So, whilst I would applaud much of the aspirational thinking in the update paper, I still feel there is much to do in other areas. What I would have like to have seen is references to how we can collectively make markets run more efficiently, and provide the services that in particular retail investors need in order engender their confidence.
One of the most important factors that will support the CMU on a daily basis, is market liquidity. Without deep and liquid pools of securities, investors will not see effective price discovery and cheap and simple cash market execution. Not unexpectantly as someone who represents a securities lending association, you might argue that I would say that! However, as I look at the markets across Europe today, there is no doubt that the prevarication around CSDR has dented the confidence of many international investors.
Similarly, I have talked endlessly about the lack of market liquidity coming from UCITS constructs, and how the current restrictions make them an unattractive source for market makers and short side participants, etc. to source securities. Our recent analysis of SFTR data suggested that potentially over 90% of all lending liquidity comes from outside of Europe. Basel IV will only compound the situation, as it will penalise any direct exposure to unrated entities including many UCITS funds. Any logical switch to a pledge collateral model that would negate the capital issues associated with Basel IV, is not possible for UCITS due to their inability to receive collateral on any basis other than through a title transfer arrangement. What this tells me is that without some form of intervention, UCITS will increasingly become a source of ‘specials’ only, where the cost of capital associated with the trade will be outweighed by the value of the security to the borrower.
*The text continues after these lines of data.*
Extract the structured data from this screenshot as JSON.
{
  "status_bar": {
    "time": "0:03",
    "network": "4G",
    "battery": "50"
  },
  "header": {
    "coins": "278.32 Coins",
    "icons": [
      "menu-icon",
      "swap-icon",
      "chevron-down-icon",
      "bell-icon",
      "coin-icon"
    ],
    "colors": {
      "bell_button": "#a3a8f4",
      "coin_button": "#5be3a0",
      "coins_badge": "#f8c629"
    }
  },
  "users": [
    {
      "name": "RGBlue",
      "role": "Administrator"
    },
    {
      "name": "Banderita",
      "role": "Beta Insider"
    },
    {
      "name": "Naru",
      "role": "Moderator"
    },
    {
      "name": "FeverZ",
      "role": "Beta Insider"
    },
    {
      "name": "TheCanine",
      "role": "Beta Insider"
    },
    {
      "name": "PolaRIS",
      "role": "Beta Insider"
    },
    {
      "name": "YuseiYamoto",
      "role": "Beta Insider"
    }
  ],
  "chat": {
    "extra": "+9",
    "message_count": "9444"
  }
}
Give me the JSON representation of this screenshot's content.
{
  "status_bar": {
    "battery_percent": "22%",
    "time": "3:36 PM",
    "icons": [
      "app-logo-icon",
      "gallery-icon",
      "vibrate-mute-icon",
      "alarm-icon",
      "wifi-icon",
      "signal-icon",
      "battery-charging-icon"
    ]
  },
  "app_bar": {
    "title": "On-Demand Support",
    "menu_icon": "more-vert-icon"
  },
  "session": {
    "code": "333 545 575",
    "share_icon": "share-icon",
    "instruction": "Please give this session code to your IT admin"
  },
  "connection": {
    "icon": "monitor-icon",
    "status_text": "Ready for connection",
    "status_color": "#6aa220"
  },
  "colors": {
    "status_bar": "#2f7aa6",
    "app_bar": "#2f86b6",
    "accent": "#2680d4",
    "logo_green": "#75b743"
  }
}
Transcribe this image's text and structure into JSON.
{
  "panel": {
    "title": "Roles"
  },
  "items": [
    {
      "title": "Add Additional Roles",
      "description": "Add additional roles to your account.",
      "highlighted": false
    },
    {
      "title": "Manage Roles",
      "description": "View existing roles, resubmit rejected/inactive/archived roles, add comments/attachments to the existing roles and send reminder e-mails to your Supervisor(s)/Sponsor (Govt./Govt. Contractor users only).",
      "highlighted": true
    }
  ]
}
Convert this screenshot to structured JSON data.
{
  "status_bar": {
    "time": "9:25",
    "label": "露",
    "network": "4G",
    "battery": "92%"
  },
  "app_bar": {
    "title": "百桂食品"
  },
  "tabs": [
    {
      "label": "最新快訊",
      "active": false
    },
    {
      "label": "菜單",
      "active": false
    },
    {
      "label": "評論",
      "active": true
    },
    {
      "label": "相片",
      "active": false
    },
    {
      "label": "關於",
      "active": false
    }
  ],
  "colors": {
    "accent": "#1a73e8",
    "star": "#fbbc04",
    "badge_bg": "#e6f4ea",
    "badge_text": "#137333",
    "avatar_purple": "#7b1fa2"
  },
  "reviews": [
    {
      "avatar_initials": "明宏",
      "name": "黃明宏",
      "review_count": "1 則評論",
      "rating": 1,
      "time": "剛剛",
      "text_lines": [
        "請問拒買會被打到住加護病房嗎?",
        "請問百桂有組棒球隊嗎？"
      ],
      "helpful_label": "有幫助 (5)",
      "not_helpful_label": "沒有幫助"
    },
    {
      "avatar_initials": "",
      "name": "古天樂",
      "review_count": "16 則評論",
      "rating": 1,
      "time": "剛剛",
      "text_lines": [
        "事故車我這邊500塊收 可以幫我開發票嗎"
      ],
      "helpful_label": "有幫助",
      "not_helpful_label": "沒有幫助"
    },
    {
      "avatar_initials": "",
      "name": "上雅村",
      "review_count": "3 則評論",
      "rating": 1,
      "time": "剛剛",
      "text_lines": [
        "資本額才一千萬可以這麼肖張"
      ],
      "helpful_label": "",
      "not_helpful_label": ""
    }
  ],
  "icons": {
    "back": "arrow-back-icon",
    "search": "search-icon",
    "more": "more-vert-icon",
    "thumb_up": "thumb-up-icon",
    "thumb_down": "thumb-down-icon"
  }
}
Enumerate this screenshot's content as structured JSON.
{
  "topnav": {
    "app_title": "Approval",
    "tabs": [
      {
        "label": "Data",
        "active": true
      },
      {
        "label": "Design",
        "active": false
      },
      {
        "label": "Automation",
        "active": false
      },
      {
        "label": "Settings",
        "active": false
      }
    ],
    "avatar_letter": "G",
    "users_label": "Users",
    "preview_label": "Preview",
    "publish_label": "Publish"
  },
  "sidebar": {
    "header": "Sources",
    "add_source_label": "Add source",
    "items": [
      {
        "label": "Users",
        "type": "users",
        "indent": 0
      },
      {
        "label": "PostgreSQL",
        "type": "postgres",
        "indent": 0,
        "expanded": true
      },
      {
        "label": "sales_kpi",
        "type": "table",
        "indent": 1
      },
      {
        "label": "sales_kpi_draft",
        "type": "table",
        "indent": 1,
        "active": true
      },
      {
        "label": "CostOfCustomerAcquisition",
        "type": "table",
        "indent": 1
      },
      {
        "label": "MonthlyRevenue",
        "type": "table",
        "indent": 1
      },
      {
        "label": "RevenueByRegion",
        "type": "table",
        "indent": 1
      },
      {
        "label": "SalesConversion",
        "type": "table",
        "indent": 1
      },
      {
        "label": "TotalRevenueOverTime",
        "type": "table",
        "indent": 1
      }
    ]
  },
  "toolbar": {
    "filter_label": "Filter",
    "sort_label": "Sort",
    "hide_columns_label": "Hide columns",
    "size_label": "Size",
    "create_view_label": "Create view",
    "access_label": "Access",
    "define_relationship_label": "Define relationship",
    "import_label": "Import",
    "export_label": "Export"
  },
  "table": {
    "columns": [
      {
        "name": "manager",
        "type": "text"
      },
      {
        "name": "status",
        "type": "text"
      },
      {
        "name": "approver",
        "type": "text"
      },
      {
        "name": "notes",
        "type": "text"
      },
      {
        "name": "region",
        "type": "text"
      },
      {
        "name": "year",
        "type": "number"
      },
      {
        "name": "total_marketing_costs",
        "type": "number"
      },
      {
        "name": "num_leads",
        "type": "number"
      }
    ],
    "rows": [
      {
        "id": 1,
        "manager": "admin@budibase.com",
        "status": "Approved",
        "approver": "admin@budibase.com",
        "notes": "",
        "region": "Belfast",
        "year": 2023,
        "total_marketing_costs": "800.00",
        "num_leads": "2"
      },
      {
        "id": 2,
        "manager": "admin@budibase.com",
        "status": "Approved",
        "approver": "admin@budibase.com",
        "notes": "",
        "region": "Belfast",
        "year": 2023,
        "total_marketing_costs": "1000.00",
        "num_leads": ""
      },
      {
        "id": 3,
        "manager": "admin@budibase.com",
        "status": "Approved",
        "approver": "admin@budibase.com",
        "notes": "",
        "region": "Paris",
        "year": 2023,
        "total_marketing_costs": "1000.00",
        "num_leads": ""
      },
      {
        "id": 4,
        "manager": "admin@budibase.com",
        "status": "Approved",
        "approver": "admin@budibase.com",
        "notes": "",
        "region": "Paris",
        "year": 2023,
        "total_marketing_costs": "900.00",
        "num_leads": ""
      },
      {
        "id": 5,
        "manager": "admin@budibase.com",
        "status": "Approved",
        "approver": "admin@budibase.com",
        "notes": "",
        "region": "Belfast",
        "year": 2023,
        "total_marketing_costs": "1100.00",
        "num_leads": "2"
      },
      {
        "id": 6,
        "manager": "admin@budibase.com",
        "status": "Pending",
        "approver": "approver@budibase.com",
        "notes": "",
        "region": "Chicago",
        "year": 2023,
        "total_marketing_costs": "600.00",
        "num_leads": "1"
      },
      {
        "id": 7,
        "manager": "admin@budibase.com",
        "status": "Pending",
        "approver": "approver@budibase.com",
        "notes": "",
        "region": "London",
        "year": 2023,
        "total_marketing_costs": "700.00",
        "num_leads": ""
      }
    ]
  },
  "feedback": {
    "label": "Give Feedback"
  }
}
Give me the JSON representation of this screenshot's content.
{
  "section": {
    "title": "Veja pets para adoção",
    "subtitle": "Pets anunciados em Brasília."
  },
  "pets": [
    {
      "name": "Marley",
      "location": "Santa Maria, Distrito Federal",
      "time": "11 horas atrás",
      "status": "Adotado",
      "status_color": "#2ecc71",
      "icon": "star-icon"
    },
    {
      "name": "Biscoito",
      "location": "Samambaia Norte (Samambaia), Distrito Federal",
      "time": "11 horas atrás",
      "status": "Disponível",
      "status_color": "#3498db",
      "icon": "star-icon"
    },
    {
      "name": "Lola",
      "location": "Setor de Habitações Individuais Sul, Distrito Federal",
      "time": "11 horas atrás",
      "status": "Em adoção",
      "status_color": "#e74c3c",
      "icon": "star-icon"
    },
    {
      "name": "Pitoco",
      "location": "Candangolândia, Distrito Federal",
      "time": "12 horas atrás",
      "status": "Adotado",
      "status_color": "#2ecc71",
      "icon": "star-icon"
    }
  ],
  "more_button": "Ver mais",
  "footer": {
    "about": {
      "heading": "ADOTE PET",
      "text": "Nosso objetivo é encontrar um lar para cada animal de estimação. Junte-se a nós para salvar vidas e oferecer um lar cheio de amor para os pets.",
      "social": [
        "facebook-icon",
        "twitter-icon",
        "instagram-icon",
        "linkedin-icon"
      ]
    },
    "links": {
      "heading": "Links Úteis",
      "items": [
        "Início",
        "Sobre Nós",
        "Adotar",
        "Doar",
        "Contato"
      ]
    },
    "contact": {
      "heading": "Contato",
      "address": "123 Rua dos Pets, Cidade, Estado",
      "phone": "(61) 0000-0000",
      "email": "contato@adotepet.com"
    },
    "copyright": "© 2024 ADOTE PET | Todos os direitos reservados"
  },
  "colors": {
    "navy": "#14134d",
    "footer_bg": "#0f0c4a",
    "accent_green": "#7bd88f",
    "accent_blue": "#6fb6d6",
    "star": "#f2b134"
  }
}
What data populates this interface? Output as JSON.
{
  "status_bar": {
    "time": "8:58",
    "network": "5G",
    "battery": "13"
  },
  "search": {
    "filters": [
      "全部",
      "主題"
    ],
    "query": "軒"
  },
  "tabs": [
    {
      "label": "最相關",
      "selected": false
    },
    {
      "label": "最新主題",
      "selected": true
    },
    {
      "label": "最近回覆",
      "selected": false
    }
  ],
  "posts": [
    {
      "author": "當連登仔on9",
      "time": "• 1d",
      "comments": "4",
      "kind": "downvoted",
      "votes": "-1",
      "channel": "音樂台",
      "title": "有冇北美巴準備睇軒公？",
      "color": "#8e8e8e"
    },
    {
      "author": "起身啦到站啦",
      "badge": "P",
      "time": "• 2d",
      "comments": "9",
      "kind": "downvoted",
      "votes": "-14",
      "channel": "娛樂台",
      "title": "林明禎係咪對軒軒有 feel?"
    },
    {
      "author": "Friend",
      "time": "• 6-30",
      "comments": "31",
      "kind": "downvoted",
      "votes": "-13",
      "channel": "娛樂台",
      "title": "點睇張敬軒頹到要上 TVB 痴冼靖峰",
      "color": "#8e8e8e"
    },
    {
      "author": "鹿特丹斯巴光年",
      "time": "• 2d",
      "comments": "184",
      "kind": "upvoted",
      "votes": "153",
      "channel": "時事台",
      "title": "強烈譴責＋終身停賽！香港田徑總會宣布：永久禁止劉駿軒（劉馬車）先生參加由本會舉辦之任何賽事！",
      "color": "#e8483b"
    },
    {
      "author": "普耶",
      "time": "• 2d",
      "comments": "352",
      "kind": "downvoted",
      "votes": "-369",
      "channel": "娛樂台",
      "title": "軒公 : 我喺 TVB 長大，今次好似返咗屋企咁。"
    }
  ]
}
Frankly this just feels wrong in my view, and fundamentally relying on non-EU market participants for most if not all of the liquidity underpinning the European markets, presents an increasing level of systemic risk that could undermine the success of the CMU project.
It is now the right time to re-evaluate what we want from these markets, and most importantly how we improve market liquidity being generated from within the EU as part of the desire to create a genuine single capital market.
Andrew Dyson, CEO